WORK INSTRUCTION
Leave out the pictures, and retype the remaining data exactly.

Recorded data
○ ○ ○ ○ ○ ○ ○

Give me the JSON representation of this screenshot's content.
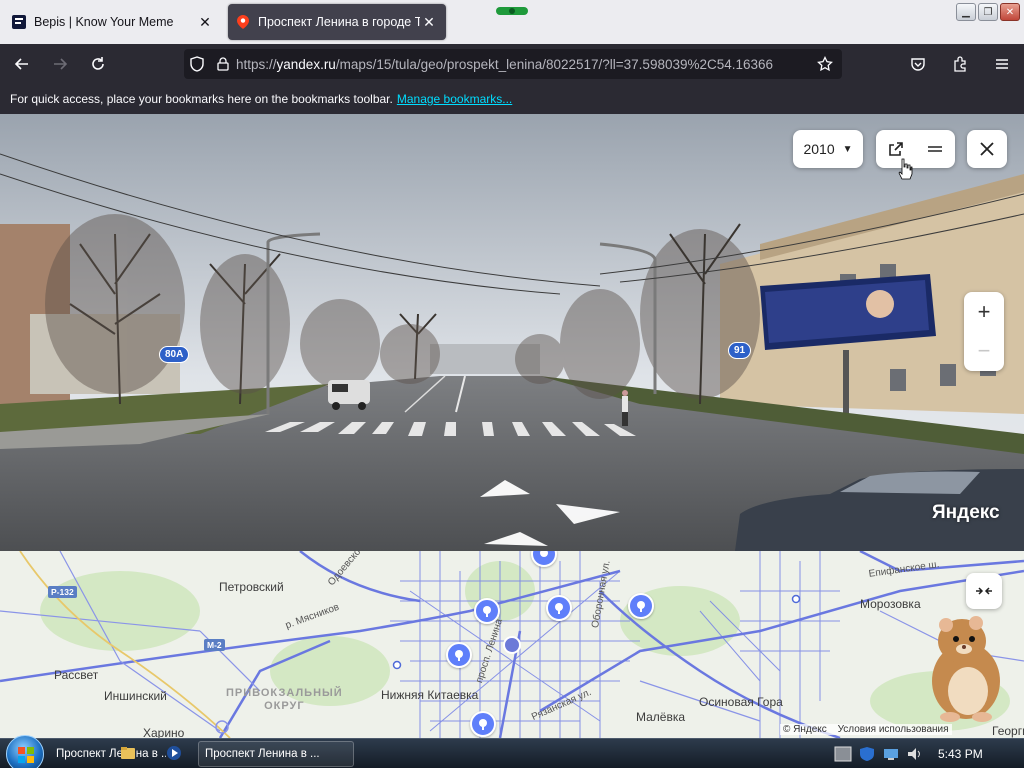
{
  "browser": {
    "tabs": [
      {
        "title": "Bepis | Know Your Meme",
        "active": false
      },
      {
        "title": "Проспект Ленина в городе Ту",
        "active": true
      }
    ],
    "url_prefix": "https://",
    "url_host": "yandex.ru",
    "url_path": "/maps/15/tula/geo/prospekt_lenina/8022517/?ll=37.598039%2C54.16366",
    "bookmarks_hint": "For quick access, place your bookmarks here on the bookmarks toolbar.",
    "bookmarks_link": "Manage bookmarks..."
  },
  "panorama": {
    "year": "2010",
    "logo": "Яндекс",
    "badges": [
      "80A",
      "91"
    ]
  },
  "map": {
    "labels": {
      "petrovsky": "Петровский",
      "rassvet": "Рассвет",
      "inshinsky": "Иншинский",
      "harino": "Харино",
      "district": "ПРИВОКЗАЛЬНЫЙ\nОКРУГ",
      "nizhnyaya": "Нижняя Китаевка",
      "osinovaya": "Осиновая Гора",
      "maleevka": "Малёвка",
      "morozovka": "Морозовка",
      "prospect": "просп. Ленина",
      "ryazanskaya": "Рязанская ул.",
      "oboronnaya": "Оборонная ул.",
      "myasnikov": "р. Мясников",
      "osovskaya": "Одоевское ш.",
      "epifanskoe": "Епифанское ш.",
      "georgi": "Георги"
    },
    "road_shields": [
      "Р-132",
      "М-2"
    ],
    "attribution": "© Яндекс",
    "terms": "Условия использования"
  },
  "taskbar": {
    "items": [
      "Проспект Ленина в ...",
      "Проспект Ленина в ..."
    ],
    "clock": "5:43 PM"
  },
  "colors": {
    "map_roads": "#6f7ee6",
    "poi": "#5f7ffa",
    "browser_dark": "#2b2a33"
  }
}
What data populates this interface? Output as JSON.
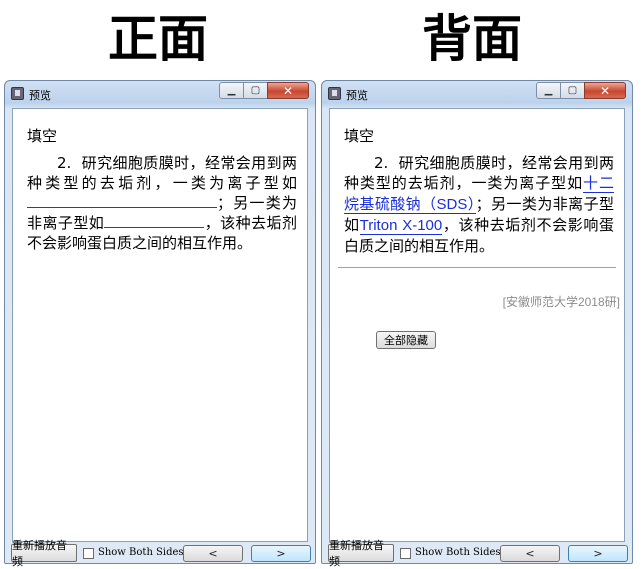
{
  "headings": {
    "front": "正面",
    "back": "背面"
  },
  "window": {
    "title": "预览",
    "icons": {
      "app": "app-icon",
      "minimize": "minimize-icon",
      "maximize": "maximize-icon",
      "close": "close-icon"
    },
    "minimize_glyph": "▁",
    "maximize_glyph": "▢",
    "close_glyph": "✕"
  },
  "front": {
    "type": "填空",
    "number": "2.",
    "text_a": "研究细胞质膜时，经常会用到两种类型的去垢剂，一类为离子型如",
    "text_b": "；另一类为非离子型如",
    "text_c": "，该种去垢剂不会影响蛋白质之间的相互作用。"
  },
  "back": {
    "type": "填空",
    "number": "2.",
    "text_a": "研究细胞质膜时，经常会用到两种类型的去垢剂，一类为离子型如",
    "answer1": "十二烷基硫酸钠（SDS）",
    "text_b": "；另一类为非离子型如",
    "answer2": "Triton X-100",
    "text_c": "，该种去垢剂不会影响蛋白质之间的相互作用。",
    "source": "[安徽师范大学2018研]",
    "hide_all_label": "全部隐藏"
  },
  "bottom": {
    "replay_label": "重新播放音频",
    "show_both_label": "Show Both Sides",
    "show_both_checked": false,
    "prev_glyph": "<",
    "next_glyph": ">"
  }
}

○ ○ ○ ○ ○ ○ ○

PROBLEM SOLUTION
Give me the JSON representation of this screenshot's content.
{
  "browser": {
    "tabs": [
      {
        "title": "Bepis | Know Your Meme",
        "active": false
      },
      {
        "title": "Проспект Ленина в городе Ту",
        "active": true
      }
    ],
    "url_prefix": "https://",
    "url_host": "yandex.ru",
    "url_path": "/maps/15/tula/geo/prospekt_lenina/8022517/?ll=37.598039%2C54.16366",
    "bookmarks_hint": "For quick access, place your bookmarks here on the bookmarks toolbar.",
    "bookmarks_link": "Manage bookmarks..."
  },
  "panorama": {
    "year": "2010",
    "logo": "Яндекс",
    "badges": [
      "80A",
      "91"
    ]
  },
  "map": {
    "labels": {
      "petrovsky": "Петровский",
      "rassvet": "Рассвет",
      "inshinsky": "Иншинский",
      "harino": "Харино",
      "district": "ПРИВОКЗАЛЬНЫЙ\nОКРУГ",
      "nizhnyaya": "Нижняя Китаевка",
      "osinovaya": "Осиновая Гора",
      "maleevka": "Малёвка",
      "morozovka": "Морозовка",
      "prospect": "просп. Ленина",
      "ryazanskaya": "Рязанская ул.",
      "oboronnaya": "Оборонная ул.",
      "myasnikov": "р. Мясников",
      "osovskaya": "Одоевское ш.",
      "epifanskoe": "Епифанское ш.",
      "georgi": "Георги"
    },
    "road_shields": [
      "Р-132",
      "М-2"
    ],
    "attribution": "© Яндекс",
    "terms": "Условия использования"
  },
  "taskbar": {
    "items": [
      "Проспект Ленина в ...",
      "Проспект Ленина в ..."
    ],
    "clock": "5:43 PM"
  },
  "colors": {
    "map_roads": "#6f7ee6",
    "poi": "#5f7ffa",
    "browser_dark": "#2b2a33"
  }
}
What data populates this interface? Output as JSON.
{
  "headings": {
    "front": "正面",
    "back": "背面"
  },
  "window": {
    "title": "预览",
    "icons": {
      "app": "app-icon",
      "minimize": "minimize-icon",
      "maximize": "maximize-icon",
      "close": "close-icon"
    },
    "minimize_glyph": "▁",
    "maximize_glyph": "▢",
    "close_glyph": "✕"
  },
  "front": {
    "type": "填空",
    "number": "2.",
    "text_a": "研究细胞质膜时，经常会用到两种类型的去垢剂，一类为离子型如",
    "text_b": "；另一类为非离子型如",
    "text_c": "，该种去垢剂不会影响蛋白质之间的相互作用。"
  },
  "back": {
    "type": "填空",
    "number": "2.",
    "text_a": "研究细胞质膜时，经常会用到两种类型的去垢剂，一类为离子型如",
    "answer1": "十二烷基硫酸钠（SDS）",
    "text_b": "；另一类为非离子型如",
    "answer2": "Triton X-100",
    "text_c": "，该种去垢剂不会影响蛋白质之间的相互作用。",
    "source": "[安徽师范大学2018研]",
    "hide_all_label": "全部隐藏"
  },
  "bottom": {
    "replay_label": "重新播放音频",
    "show_both_label": "Show Both Sides",
    "show_both_checked": false,
    "prev_glyph": "<",
    "next_glyph": ">"
  }
}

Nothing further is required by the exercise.